* What you need to do:
Read the lines of the data below and retrieve those with "Succeeded".

BEGIN Given entries

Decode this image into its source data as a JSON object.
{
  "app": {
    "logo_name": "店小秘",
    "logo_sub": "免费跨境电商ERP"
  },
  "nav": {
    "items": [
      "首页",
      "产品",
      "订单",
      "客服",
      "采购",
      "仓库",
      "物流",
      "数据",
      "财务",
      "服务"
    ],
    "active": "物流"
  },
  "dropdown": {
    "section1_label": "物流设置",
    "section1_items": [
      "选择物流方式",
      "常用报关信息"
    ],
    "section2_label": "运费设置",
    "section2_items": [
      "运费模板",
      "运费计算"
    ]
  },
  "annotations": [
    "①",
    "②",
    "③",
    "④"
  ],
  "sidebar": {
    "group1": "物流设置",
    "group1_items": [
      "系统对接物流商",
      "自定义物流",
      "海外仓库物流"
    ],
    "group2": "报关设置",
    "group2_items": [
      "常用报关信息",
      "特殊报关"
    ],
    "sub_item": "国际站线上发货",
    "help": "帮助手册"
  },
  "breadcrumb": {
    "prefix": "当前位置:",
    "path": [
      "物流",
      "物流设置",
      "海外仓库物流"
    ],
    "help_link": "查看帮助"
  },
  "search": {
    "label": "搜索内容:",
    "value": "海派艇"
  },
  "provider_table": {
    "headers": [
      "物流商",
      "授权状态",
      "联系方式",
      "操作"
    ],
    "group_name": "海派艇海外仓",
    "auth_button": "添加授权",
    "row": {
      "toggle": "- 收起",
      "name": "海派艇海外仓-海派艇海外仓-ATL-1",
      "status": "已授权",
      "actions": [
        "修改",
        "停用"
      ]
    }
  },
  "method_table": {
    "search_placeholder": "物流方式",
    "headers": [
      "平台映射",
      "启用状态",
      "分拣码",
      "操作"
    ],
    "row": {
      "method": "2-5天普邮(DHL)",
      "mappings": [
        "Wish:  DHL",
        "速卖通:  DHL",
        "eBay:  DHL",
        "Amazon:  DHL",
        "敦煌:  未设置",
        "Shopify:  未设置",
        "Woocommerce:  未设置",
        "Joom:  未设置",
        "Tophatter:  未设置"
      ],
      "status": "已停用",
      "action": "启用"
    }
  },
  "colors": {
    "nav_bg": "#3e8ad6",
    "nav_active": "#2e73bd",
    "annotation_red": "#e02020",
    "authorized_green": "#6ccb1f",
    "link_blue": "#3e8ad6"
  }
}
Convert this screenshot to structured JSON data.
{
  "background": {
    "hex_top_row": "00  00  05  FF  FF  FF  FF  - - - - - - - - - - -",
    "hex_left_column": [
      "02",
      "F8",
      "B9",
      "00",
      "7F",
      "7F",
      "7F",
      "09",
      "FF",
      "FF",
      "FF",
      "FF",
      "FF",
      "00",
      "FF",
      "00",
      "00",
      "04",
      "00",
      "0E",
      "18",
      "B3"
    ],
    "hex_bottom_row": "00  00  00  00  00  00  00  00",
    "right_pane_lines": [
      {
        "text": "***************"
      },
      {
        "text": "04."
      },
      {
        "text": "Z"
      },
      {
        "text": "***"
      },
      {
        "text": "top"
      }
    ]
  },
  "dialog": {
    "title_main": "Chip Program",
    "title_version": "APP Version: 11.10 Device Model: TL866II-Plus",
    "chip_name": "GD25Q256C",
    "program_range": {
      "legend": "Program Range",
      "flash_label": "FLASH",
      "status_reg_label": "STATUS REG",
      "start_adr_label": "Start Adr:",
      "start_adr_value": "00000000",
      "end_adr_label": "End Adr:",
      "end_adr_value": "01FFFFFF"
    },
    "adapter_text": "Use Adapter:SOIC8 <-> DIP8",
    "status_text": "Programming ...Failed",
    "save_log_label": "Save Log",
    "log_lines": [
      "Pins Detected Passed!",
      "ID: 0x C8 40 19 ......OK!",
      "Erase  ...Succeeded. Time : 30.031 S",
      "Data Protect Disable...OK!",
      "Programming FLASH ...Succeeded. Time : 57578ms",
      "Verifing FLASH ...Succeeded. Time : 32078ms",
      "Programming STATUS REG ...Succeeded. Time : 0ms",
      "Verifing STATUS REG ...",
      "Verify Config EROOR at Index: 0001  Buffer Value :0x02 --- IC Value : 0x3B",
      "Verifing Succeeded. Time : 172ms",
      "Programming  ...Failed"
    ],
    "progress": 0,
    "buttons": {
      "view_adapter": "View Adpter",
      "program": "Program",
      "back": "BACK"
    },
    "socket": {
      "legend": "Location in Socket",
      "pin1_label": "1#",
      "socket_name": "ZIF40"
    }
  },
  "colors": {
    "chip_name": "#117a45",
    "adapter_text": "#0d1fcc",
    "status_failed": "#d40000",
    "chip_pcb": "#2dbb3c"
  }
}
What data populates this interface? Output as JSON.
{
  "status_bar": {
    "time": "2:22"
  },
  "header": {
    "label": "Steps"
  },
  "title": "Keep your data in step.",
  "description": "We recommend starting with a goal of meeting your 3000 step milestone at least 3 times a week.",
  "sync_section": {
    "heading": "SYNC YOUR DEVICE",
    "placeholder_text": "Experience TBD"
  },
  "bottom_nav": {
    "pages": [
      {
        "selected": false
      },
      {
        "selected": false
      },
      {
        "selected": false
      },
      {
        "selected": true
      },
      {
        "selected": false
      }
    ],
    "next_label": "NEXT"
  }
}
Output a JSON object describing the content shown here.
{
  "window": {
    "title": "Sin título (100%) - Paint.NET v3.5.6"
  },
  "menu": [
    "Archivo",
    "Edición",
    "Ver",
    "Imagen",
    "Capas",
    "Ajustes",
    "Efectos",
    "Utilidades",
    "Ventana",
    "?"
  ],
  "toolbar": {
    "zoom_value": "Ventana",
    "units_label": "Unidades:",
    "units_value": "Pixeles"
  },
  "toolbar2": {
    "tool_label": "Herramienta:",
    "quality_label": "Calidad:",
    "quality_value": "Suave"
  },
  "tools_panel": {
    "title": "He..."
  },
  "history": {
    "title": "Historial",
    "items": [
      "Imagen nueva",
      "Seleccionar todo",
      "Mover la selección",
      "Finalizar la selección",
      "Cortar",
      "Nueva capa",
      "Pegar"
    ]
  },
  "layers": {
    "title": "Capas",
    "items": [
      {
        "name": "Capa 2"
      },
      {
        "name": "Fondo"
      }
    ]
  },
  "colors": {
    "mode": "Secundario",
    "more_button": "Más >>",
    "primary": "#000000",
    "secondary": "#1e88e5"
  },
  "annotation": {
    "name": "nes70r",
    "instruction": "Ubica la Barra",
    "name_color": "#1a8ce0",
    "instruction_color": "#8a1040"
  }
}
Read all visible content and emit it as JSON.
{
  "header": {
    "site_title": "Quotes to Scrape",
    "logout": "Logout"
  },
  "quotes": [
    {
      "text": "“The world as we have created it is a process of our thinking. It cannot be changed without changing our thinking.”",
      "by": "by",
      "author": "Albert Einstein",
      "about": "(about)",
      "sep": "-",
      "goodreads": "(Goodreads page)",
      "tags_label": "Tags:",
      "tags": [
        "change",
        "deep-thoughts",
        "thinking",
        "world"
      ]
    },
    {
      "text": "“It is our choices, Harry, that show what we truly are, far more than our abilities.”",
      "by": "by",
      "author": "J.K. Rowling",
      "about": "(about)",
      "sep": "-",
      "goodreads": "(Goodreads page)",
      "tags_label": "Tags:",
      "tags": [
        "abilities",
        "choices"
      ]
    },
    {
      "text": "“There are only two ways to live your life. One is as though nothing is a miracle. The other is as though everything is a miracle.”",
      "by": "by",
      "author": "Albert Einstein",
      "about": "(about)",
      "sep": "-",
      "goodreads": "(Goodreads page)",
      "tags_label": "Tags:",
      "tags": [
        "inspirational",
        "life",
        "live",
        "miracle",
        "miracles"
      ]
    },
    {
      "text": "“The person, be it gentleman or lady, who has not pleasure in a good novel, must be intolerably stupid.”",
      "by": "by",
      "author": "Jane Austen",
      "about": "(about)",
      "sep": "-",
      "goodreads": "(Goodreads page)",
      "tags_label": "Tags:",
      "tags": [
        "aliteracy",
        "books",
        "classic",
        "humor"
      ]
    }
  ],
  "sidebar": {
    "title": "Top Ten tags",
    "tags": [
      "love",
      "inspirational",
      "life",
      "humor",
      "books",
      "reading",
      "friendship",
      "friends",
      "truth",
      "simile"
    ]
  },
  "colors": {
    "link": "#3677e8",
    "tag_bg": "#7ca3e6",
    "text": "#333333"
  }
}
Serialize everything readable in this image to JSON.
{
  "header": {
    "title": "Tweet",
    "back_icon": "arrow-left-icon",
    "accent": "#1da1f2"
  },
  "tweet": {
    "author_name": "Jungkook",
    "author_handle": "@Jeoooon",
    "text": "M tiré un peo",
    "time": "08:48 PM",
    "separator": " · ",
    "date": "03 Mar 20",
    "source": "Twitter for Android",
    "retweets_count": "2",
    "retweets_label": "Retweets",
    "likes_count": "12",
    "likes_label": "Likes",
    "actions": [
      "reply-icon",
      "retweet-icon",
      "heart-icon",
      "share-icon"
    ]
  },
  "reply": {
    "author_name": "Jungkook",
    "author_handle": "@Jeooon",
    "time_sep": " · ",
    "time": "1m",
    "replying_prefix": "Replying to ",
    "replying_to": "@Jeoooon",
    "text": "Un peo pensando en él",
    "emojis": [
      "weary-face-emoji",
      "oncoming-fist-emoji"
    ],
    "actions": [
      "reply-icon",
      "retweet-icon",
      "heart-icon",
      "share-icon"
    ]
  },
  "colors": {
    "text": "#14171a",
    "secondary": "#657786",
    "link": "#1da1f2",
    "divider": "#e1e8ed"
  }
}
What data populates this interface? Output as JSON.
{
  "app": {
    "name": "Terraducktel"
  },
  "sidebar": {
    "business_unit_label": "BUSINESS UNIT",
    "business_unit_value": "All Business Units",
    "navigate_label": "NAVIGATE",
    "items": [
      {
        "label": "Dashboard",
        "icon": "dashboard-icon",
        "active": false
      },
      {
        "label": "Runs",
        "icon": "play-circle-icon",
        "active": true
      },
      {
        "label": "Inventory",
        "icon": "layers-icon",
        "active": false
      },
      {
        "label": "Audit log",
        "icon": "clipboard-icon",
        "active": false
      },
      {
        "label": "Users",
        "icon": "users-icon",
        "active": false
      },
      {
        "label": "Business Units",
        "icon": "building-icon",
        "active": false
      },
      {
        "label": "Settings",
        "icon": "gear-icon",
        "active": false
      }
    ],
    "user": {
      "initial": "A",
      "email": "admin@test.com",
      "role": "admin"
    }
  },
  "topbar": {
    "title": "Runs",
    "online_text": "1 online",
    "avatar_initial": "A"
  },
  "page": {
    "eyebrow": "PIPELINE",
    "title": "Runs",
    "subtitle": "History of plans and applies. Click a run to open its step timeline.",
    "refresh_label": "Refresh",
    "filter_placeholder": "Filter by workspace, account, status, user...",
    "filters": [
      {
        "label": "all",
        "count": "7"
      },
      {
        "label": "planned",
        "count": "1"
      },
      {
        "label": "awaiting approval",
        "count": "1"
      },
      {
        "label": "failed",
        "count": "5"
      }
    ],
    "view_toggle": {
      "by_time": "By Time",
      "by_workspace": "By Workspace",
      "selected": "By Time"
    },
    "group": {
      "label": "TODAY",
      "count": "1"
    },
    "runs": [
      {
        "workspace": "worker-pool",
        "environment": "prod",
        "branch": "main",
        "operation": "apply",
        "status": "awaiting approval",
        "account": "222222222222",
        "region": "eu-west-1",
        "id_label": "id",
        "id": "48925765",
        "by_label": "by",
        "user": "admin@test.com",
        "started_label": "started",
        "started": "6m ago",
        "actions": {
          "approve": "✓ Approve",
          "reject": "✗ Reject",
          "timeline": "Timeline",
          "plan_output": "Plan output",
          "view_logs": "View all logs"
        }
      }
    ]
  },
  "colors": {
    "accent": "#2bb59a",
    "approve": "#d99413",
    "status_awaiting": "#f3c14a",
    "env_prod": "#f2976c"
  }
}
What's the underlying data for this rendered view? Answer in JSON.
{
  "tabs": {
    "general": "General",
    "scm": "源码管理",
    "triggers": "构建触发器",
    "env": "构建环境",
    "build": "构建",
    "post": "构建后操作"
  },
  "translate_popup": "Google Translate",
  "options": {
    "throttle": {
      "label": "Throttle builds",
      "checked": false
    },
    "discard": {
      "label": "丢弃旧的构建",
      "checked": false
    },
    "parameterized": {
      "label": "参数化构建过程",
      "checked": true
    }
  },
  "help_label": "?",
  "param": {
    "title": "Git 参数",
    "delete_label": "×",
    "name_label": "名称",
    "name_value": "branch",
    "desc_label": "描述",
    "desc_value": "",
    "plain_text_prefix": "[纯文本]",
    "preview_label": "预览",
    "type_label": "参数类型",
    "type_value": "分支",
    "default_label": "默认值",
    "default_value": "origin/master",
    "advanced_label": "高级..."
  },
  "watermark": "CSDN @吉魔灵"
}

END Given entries

* Response:
      "Erase  ...Succeeded. Time : 30.031 S",
      "Programming FLASH ...Succeeded. Time : 57578ms",
      "Verifing FLASH ...Succeeded. Time : 32078ms",
      "Programming STATUS REG ...Succeeded. Time : 0ms",
      "Verifing Succeeded. Time : 172ms",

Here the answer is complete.